• _WHAT THE EXERCISE ASKS_
Give every line from the entries that contains "data".

• _PROVIDED RECORDS_
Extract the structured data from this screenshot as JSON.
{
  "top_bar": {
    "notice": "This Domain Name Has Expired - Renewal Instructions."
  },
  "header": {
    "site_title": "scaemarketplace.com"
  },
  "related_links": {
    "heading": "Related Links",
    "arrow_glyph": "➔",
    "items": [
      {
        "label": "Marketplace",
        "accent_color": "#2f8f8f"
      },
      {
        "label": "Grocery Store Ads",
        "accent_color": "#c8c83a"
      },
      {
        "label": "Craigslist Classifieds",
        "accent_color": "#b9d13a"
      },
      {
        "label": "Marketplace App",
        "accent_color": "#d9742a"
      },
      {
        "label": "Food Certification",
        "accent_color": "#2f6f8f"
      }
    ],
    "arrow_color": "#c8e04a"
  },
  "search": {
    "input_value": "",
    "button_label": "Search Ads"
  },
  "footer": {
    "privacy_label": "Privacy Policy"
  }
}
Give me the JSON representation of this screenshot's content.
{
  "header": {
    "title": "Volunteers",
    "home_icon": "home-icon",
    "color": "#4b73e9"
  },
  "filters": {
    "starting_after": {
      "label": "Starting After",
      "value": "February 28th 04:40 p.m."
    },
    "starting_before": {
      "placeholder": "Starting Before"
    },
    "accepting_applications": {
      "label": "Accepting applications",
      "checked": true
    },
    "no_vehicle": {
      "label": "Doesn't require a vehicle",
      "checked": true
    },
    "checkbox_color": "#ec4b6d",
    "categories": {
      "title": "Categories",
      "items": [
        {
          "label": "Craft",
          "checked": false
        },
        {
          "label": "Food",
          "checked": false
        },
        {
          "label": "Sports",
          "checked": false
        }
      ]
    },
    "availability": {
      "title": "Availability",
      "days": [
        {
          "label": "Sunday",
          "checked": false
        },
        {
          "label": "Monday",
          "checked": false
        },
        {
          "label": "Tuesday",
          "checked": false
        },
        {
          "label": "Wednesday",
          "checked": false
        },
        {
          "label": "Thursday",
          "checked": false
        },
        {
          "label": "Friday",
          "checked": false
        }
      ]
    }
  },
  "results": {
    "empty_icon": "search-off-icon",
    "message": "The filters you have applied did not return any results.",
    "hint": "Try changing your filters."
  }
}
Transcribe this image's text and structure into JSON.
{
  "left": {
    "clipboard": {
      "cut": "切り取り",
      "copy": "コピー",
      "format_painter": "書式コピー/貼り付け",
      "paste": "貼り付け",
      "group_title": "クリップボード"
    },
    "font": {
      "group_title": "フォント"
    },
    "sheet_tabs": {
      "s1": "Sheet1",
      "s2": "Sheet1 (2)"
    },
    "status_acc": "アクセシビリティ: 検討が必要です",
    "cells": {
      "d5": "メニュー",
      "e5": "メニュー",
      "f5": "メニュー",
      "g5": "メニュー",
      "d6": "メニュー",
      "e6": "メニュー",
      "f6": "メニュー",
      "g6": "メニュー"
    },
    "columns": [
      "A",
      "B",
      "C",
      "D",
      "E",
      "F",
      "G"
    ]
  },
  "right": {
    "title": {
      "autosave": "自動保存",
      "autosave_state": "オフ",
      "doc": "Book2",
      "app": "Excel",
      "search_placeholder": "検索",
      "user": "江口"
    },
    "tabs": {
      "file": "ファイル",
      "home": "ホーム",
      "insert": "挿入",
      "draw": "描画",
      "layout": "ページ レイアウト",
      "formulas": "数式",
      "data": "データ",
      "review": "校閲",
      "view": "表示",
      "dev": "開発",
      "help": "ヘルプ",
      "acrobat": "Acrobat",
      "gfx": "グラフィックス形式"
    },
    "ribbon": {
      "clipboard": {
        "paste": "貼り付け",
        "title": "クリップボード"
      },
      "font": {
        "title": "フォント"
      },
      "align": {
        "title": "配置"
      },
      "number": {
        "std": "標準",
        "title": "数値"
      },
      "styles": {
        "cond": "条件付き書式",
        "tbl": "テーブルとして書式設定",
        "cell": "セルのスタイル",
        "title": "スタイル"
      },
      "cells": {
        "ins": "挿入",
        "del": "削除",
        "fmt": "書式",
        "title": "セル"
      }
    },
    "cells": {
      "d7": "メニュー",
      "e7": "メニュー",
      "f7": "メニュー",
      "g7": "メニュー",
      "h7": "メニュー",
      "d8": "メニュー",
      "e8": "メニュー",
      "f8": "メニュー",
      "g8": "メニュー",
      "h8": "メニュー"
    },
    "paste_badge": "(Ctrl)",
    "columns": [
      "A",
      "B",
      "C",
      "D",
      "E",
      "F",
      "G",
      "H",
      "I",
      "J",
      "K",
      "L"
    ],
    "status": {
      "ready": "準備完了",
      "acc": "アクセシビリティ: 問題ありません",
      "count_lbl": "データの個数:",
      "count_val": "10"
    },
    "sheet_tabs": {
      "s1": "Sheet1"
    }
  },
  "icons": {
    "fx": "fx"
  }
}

• _ANSWER BOX_
Extract the structured data from this screenshot as JSON.
      "data": "データ",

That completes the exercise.